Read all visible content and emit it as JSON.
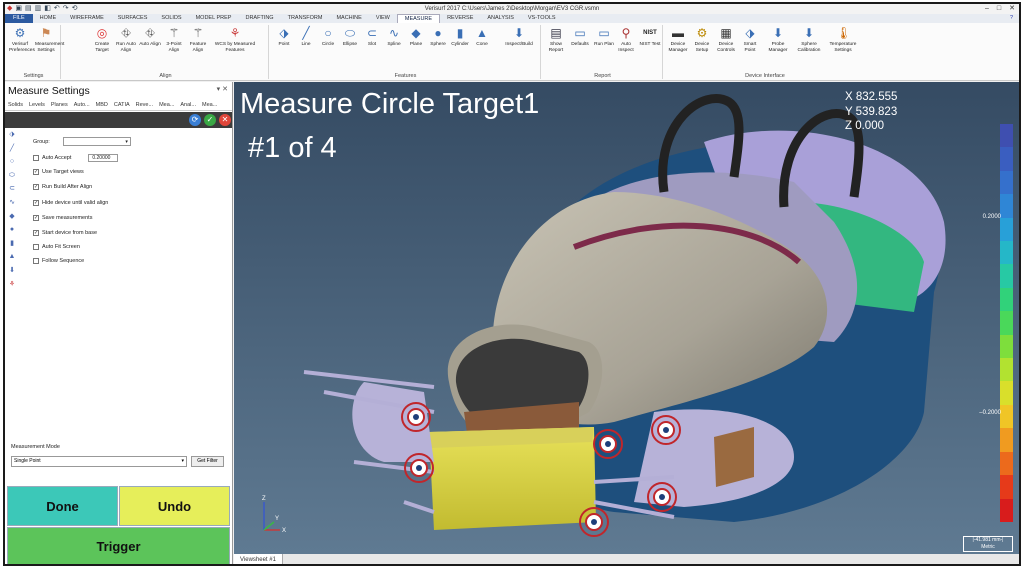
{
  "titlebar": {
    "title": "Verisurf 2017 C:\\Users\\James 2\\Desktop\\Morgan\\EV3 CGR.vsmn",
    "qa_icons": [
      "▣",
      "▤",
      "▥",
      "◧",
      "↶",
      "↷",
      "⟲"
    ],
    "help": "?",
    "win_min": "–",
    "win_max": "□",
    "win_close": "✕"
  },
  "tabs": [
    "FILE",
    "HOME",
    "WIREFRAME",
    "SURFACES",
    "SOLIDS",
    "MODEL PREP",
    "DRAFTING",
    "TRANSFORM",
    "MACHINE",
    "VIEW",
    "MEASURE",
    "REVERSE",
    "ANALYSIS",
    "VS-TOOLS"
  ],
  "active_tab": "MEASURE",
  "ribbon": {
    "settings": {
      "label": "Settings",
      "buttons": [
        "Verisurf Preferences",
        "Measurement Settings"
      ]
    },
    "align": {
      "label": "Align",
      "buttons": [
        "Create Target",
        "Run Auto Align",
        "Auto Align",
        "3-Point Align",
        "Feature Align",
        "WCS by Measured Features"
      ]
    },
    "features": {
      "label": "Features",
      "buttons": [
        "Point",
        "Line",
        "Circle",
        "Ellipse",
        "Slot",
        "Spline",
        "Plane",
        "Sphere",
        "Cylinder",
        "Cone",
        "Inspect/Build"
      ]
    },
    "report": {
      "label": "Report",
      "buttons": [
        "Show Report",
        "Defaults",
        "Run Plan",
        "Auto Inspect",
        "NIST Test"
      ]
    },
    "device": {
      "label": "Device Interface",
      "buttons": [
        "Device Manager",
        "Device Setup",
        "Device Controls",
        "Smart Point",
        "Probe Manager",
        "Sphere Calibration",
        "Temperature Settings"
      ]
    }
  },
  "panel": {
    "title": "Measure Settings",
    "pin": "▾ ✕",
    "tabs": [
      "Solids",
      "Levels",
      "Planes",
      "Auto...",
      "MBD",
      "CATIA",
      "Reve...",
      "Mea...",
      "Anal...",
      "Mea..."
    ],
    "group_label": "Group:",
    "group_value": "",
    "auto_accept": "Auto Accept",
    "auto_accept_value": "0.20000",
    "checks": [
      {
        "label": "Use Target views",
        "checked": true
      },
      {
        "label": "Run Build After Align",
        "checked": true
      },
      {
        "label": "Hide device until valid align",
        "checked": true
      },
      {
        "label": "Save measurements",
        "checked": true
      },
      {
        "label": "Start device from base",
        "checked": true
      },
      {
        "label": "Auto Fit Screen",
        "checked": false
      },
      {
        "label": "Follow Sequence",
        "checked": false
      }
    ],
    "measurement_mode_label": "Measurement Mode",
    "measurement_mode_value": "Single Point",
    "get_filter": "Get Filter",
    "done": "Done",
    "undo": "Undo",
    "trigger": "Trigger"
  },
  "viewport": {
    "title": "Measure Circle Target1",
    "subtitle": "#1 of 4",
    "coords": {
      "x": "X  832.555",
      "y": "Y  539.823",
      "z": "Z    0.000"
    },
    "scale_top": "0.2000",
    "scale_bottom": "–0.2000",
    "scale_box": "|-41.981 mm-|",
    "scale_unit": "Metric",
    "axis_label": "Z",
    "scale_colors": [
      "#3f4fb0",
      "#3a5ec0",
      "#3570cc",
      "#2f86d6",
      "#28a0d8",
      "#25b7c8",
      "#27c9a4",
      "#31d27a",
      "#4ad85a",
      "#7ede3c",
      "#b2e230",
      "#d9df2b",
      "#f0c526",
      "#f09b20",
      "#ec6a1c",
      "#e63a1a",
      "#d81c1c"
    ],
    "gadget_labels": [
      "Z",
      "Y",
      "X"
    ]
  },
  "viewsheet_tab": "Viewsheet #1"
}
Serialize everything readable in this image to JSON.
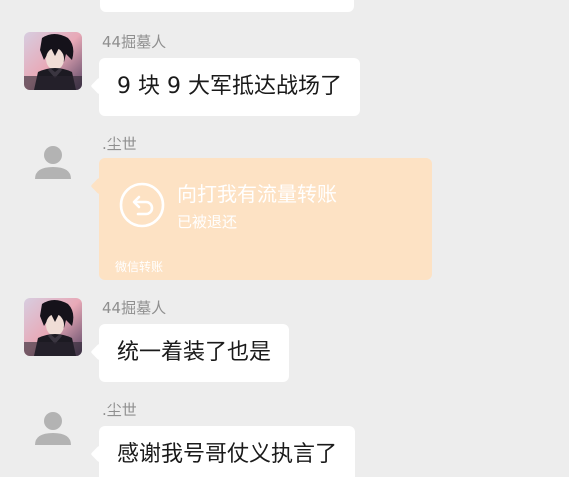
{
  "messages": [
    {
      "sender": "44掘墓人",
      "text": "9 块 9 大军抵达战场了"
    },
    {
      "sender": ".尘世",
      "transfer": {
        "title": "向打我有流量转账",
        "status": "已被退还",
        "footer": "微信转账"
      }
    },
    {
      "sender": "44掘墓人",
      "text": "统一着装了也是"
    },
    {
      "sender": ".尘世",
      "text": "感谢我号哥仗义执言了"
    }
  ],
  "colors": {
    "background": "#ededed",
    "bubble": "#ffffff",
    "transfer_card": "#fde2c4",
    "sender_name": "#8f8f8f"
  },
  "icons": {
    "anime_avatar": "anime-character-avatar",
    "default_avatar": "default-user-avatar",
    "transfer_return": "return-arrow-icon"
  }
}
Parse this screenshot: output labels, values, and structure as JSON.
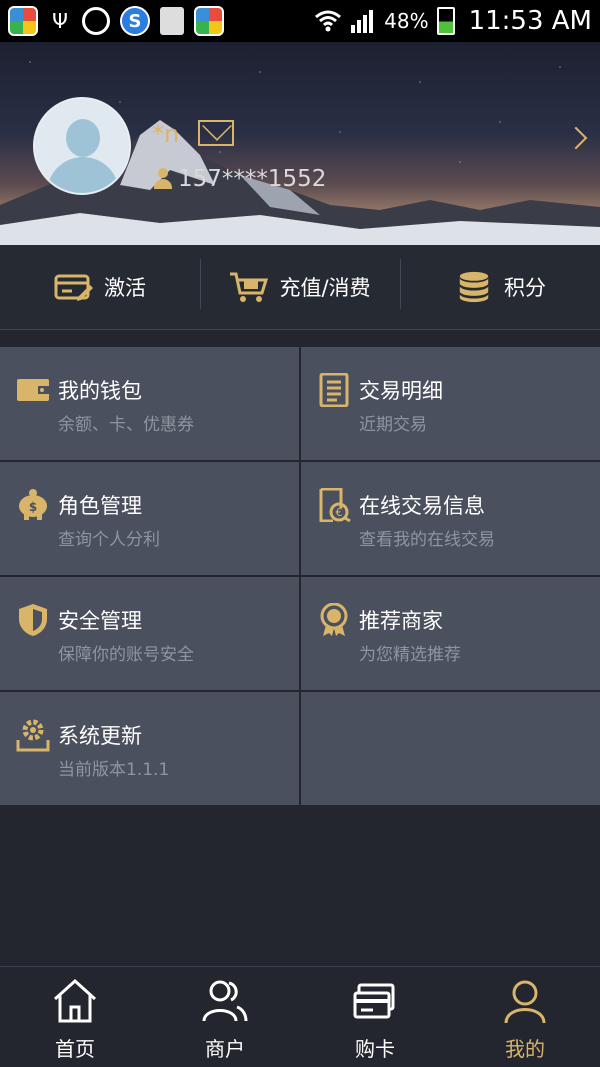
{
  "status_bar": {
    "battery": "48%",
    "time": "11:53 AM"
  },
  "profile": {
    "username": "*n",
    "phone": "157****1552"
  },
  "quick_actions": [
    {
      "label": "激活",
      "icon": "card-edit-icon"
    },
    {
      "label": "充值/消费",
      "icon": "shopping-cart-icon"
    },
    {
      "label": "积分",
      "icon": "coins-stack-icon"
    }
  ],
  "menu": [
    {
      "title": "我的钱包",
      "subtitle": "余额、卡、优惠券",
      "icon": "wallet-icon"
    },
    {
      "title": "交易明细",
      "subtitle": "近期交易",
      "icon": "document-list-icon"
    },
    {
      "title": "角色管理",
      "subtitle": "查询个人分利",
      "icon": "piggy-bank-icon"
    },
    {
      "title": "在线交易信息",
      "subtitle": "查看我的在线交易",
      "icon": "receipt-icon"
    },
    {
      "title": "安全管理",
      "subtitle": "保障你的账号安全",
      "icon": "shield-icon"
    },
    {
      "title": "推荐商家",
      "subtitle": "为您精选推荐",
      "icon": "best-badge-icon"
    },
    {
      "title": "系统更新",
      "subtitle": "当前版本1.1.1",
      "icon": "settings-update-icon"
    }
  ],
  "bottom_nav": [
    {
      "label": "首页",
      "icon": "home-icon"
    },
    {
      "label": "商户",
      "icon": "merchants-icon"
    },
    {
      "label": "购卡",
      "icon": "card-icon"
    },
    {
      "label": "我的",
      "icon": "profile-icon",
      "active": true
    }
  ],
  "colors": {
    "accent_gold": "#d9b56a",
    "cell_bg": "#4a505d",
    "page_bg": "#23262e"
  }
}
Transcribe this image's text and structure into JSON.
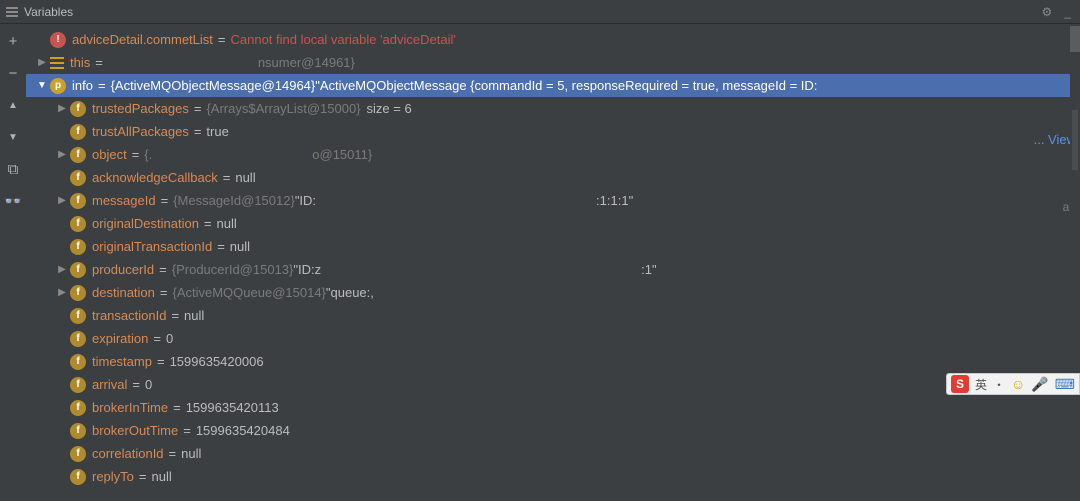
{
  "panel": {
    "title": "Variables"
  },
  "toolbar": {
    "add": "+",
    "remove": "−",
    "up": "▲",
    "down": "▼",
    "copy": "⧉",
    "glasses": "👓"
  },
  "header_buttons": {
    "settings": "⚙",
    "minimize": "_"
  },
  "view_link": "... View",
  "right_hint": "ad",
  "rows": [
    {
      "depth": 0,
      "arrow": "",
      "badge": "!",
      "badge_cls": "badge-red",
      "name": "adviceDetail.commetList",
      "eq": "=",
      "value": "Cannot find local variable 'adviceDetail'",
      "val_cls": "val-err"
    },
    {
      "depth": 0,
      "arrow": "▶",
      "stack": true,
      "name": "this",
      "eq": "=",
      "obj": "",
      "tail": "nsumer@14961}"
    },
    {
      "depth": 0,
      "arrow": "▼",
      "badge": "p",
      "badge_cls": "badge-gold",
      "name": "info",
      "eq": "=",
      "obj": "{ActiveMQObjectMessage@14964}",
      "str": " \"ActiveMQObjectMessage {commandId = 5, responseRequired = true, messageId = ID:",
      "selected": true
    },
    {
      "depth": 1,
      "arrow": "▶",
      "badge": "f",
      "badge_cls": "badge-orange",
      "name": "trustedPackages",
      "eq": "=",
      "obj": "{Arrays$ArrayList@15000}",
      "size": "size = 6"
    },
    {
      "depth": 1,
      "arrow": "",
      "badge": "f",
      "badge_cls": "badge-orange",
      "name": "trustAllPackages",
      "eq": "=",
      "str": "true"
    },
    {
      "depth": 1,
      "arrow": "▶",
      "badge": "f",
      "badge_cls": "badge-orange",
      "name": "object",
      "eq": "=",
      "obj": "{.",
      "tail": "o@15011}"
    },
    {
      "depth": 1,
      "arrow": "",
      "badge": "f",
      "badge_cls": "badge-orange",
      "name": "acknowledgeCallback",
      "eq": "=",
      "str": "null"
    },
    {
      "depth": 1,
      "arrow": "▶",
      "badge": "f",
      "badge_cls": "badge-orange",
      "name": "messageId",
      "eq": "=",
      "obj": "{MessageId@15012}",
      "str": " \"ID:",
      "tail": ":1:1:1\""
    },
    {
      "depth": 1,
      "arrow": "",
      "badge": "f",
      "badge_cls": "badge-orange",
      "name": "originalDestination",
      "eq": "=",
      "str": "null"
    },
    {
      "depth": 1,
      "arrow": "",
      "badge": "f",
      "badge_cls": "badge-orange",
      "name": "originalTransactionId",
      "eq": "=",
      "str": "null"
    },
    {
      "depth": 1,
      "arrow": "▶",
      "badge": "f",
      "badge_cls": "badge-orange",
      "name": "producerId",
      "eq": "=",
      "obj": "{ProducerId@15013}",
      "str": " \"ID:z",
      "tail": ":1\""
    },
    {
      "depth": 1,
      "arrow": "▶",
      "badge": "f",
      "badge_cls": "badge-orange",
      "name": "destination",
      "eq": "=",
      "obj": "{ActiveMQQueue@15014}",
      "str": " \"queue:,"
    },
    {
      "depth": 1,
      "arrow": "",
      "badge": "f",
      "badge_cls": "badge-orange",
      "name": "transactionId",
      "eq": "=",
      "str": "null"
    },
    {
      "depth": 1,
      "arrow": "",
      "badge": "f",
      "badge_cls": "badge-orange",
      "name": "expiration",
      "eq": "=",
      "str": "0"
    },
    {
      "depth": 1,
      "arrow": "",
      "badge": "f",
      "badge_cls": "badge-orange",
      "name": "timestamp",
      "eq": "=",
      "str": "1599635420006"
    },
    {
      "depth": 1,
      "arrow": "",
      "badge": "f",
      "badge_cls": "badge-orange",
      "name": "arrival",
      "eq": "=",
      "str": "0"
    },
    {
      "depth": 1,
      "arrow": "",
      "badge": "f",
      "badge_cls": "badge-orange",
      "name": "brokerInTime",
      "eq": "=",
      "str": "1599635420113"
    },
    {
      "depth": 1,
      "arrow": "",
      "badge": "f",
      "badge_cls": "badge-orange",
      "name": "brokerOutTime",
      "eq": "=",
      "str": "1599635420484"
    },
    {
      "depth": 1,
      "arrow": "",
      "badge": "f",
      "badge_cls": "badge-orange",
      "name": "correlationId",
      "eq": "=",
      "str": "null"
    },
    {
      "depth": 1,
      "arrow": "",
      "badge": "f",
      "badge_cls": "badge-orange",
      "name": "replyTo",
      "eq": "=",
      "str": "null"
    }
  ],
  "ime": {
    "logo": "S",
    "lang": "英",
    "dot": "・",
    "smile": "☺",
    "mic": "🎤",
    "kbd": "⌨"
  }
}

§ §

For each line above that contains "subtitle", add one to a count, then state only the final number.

8